Please talk about any misconduct you experience
Our social life is dramatically stifled by government regulations. Our education was turned from a wholesome on-campus experience into Zoom call followed by Zoom call. Many of us went back home—to be close to the ones we love most, or to be in an environment that is one-hundred percent familiar and, so, offers comfort and stability. Though, some of us were forced.
This pandemic is no longer simply a question of whether you have to get tested, if you have to spend some ten odd days in quarantine, or if you’re going to be able to see that one friend you haven’t talked to in months. This pandemic has caused pain and grief. It has not only brought about financial crises, but bigger issues that have, so far, been hidden in the dark thicket of ignorance and unenlightenment.
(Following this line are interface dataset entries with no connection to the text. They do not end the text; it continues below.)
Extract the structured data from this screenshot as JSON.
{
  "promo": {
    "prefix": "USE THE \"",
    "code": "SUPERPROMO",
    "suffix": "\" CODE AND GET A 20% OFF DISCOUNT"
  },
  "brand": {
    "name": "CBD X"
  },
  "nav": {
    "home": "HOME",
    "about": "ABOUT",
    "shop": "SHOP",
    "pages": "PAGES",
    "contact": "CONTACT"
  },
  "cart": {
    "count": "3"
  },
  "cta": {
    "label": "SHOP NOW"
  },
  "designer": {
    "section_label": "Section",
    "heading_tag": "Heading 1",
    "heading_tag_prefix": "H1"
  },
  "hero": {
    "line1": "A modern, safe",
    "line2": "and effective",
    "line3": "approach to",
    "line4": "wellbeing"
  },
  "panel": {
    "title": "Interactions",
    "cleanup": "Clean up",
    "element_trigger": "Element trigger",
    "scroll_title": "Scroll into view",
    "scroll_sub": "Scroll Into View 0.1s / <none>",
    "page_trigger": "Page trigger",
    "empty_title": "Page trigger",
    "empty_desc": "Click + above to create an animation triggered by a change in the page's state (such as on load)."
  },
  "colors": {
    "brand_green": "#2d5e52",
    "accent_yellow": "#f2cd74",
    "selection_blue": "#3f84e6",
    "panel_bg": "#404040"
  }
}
What I mean is that the Covid pandemic has uncovered the deepest, darkest facets of student life. Cases of plain racism, discrimination, intimidation based on sexism or xenophobia, active ostracism of non-Dutch students, student misbehaviour in Zoom classes.
It’s students against students, students against staff, staff against students, and staff against staff.
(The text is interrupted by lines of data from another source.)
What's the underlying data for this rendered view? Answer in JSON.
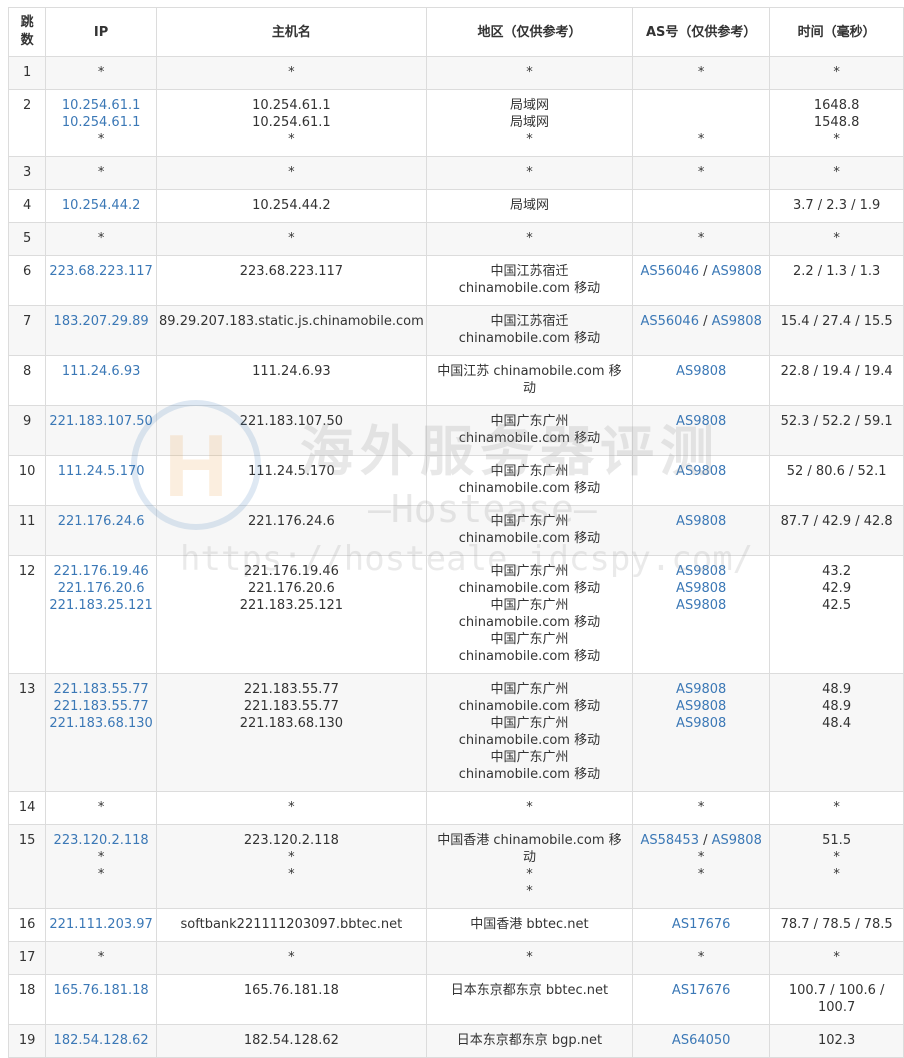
{
  "headers": {
    "hop": "跳数",
    "ip": "IP",
    "host": "主机名",
    "geo": "地区（仅供参考）",
    "as": "AS号（仅供参考）",
    "time": "时间（毫秒）"
  },
  "watermark": {
    "title": "海外服务器评测",
    "subtitle": "—Hostease—",
    "url": "https://hosteale.idcspy.com/"
  },
  "rows": [
    {
      "hop": "1",
      "ip": [
        "*"
      ],
      "host": [
        "*"
      ],
      "geo": [
        "*"
      ],
      "as": [
        [
          "*"
        ]
      ],
      "time": [
        "*"
      ]
    },
    {
      "hop": "2",
      "ip": [
        "10.254.61.1",
        "10.254.61.1",
        "*"
      ],
      "host": [
        "10.254.61.1",
        "10.254.61.1",
        "*"
      ],
      "geo": [
        "局域网",
        "局域网",
        "*"
      ],
      "as": [
        [
          ""
        ],
        [
          ""
        ],
        [
          "*"
        ]
      ],
      "time": [
        "1648.8",
        "1548.8",
        "*"
      ]
    },
    {
      "hop": "3",
      "ip": [
        "*"
      ],
      "host": [
        "*"
      ],
      "geo": [
        "*"
      ],
      "as": [
        [
          "*"
        ]
      ],
      "time": [
        "*"
      ]
    },
    {
      "hop": "4",
      "ip": [
        "10.254.44.2"
      ],
      "host": [
        "10.254.44.2"
      ],
      "geo": [
        "局域网"
      ],
      "as": [
        [
          ""
        ]
      ],
      "time": [
        "3.7 / 2.3 / 1.9"
      ]
    },
    {
      "hop": "5",
      "ip": [
        "*"
      ],
      "host": [
        "*"
      ],
      "geo": [
        "*"
      ],
      "as": [
        [
          "*"
        ]
      ],
      "time": [
        "*"
      ]
    },
    {
      "hop": "6",
      "ip": [
        "223.68.223.117"
      ],
      "host": [
        "223.68.223.117"
      ],
      "geo": [
        "中国江苏宿迁 chinamobile.com 移动"
      ],
      "as": [
        [
          "AS56046",
          "AS9808"
        ]
      ],
      "time": [
        "2.2 / 1.3 / 1.3"
      ]
    },
    {
      "hop": "7",
      "ip": [
        "183.207.29.89"
      ],
      "host": [
        "89.29.207.183.static.js.chinamobile.com"
      ],
      "geo": [
        "中国江苏宿迁 chinamobile.com 移动"
      ],
      "as": [
        [
          "AS56046",
          "AS9808"
        ]
      ],
      "time": [
        "15.4 / 27.4 / 15.5"
      ]
    },
    {
      "hop": "8",
      "ip": [
        "111.24.6.93"
      ],
      "host": [
        "111.24.6.93"
      ],
      "geo": [
        "中国江苏 chinamobile.com 移动"
      ],
      "as": [
        [
          "AS9808"
        ]
      ],
      "time": [
        "22.8 / 19.4 / 19.4"
      ]
    },
    {
      "hop": "9",
      "ip": [
        "221.183.107.50"
      ],
      "host": [
        "221.183.107.50"
      ],
      "geo": [
        "中国广东广州 chinamobile.com 移动"
      ],
      "as": [
        [
          "AS9808"
        ]
      ],
      "time": [
        "52.3 / 52.2 / 59.1"
      ]
    },
    {
      "hop": "10",
      "ip": [
        "111.24.5.170"
      ],
      "host": [
        "111.24.5.170"
      ],
      "geo": [
        "中国广东广州 chinamobile.com 移动"
      ],
      "as": [
        [
          "AS9808"
        ]
      ],
      "time": [
        "52 / 80.6 / 52.1"
      ]
    },
    {
      "hop": "11",
      "ip": [
        "221.176.24.6"
      ],
      "host": [
        "221.176.24.6"
      ],
      "geo": [
        "中国广东广州 chinamobile.com 移动"
      ],
      "as": [
        [
          "AS9808"
        ]
      ],
      "time": [
        "87.7 / 42.9 / 42.8"
      ]
    },
    {
      "hop": "12",
      "ip": [
        "221.176.19.46",
        "221.176.20.6",
        "221.183.25.121"
      ],
      "host": [
        "221.176.19.46",
        "221.176.20.6",
        "221.183.25.121"
      ],
      "geo": [
        "中国广东广州 chinamobile.com 移动",
        "中国广东广州 chinamobile.com 移动",
        "中国广东广州 chinamobile.com 移动"
      ],
      "as": [
        [
          "AS9808"
        ],
        [
          "AS9808"
        ],
        [
          "AS9808"
        ]
      ],
      "time": [
        "43.2",
        "42.9",
        "42.5"
      ]
    },
    {
      "hop": "13",
      "ip": [
        "221.183.55.77",
        "221.183.55.77",
        "221.183.68.130"
      ],
      "host": [
        "221.183.55.77",
        "221.183.55.77",
        "221.183.68.130"
      ],
      "geo": [
        "中国广东广州 chinamobile.com 移动",
        "中国广东广州 chinamobile.com 移动",
        "中国广东广州 chinamobile.com 移动"
      ],
      "as": [
        [
          "AS9808"
        ],
        [
          "AS9808"
        ],
        [
          "AS9808"
        ]
      ],
      "time": [
        "48.9",
        "48.9",
        "48.4"
      ]
    },
    {
      "hop": "14",
      "ip": [
        "*"
      ],
      "host": [
        "*"
      ],
      "geo": [
        "*"
      ],
      "as": [
        [
          "*"
        ]
      ],
      "time": [
        "*"
      ]
    },
    {
      "hop": "15",
      "ip": [
        "223.120.2.118",
        "*",
        "*"
      ],
      "host": [
        "223.120.2.118",
        "*",
        "*"
      ],
      "geo": [
        "中国香港 chinamobile.com 移动",
        "*",
        "*"
      ],
      "as": [
        [
          "AS58453",
          "AS9808"
        ],
        [
          "*"
        ],
        [
          "*"
        ]
      ],
      "time": [
        "51.5",
        "*",
        "*"
      ]
    },
    {
      "hop": "16",
      "ip": [
        "221.111.203.97"
      ],
      "host": [
        "softbank221111203097.bbtec.net"
      ],
      "geo": [
        "中国香港 bbtec.net"
      ],
      "as": [
        [
          "AS17676"
        ]
      ],
      "time": [
        "78.7 / 78.5 / 78.5"
      ]
    },
    {
      "hop": "17",
      "ip": [
        "*"
      ],
      "host": [
        "*"
      ],
      "geo": [
        "*"
      ],
      "as": [
        [
          "*"
        ]
      ],
      "time": [
        "*"
      ]
    },
    {
      "hop": "18",
      "ip": [
        "165.76.181.18"
      ],
      "host": [
        "165.76.181.18"
      ],
      "geo": [
        "日本东京都东京 bbtec.net"
      ],
      "as": [
        [
          "AS17676"
        ]
      ],
      "time": [
        "100.7 / 100.6 / 100.7"
      ]
    },
    {
      "hop": "19",
      "ip": [
        "182.54.128.62"
      ],
      "host": [
        "182.54.128.62"
      ],
      "geo": [
        "日本东京都东京 bgp.net"
      ],
      "as": [
        [
          "AS64050"
        ]
      ],
      "time": [
        "102.3"
      ]
    }
  ]
}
Although the pandemic has helped us see clearer what is happening, has helped some come forward about their experiences or what they’ve witnessed, we are a long way from being fully aware of the sociocultural ongoings ‘behind the scenes.’
What we need most is change in the very roots of our culture but that is much easier said than done. But all the appeals, the talk, the calling on, the urging does nothing if the other doesn’t realise why we are pleading.
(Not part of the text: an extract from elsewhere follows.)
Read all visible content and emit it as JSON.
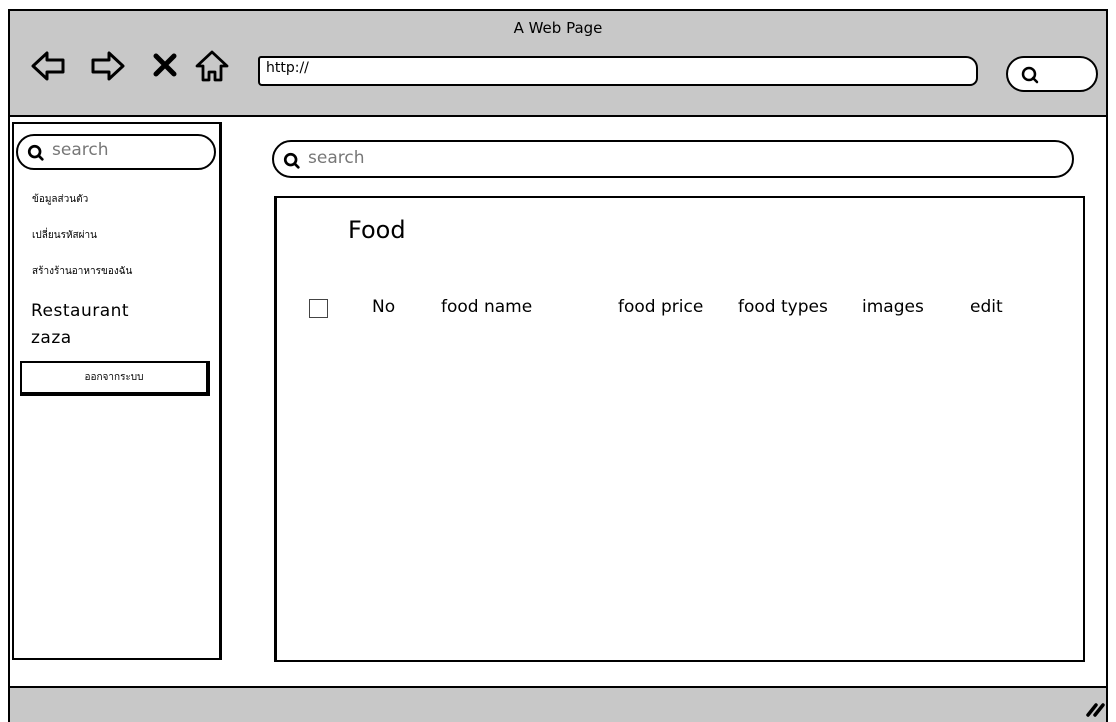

So, I’ve prepared a little lesson on intersectionality! I’m kidding.
My study Literature and Society has opened my eyes to the inequalities and inequities of the world
What I would like to say is that this is something I learned about in the very first semester of my study, Literature and Society. Otherwise useless, you might think. It really isn’t and I’ve come to realise that time and time again. It has opened my eyes to the inequalities and inequities of the world, to the malpractices and negligence that can cause the greatest harm.
If you’re reading this and you’ve experienced any of the cases I’ve mentioned above—the VU offers confidential counselors for you to talk to (you can find them via this mail address: firstname.lastname@example.org and the Social Security at the Security Desk will be happy to help you figure out what to do (the Security Desk is in the Main Building, at KC-04. Otherwise there is always the psychological counselors for students to make appointments with via email@example.com. Consider speaking up, awareness is the first step towards prevention.
If you’re reading this and you’ve heard from friends, classmates or colleagues that they’ve experienced something like that, encourage them to speak up, there are many people who will be able to help and, if not that, will be ready to listen and support them.
If you’re reading this and you’re just realising that, maybe, you’ve been a motivator or main actor in a case like those above, I beg of you: sit down for a while and consider, really consider, what your actions can mean for others. Also, please, please, please, google Kimberlé Williams Crenshaw and intersectionality. If you’re Dutch, also check up on Gloria Wekker and her White Innocence.
Actions always have consequences, though, most of the time, those consequences are rather felt by others than yourself. Always remember that whatever you do, others receive it differently.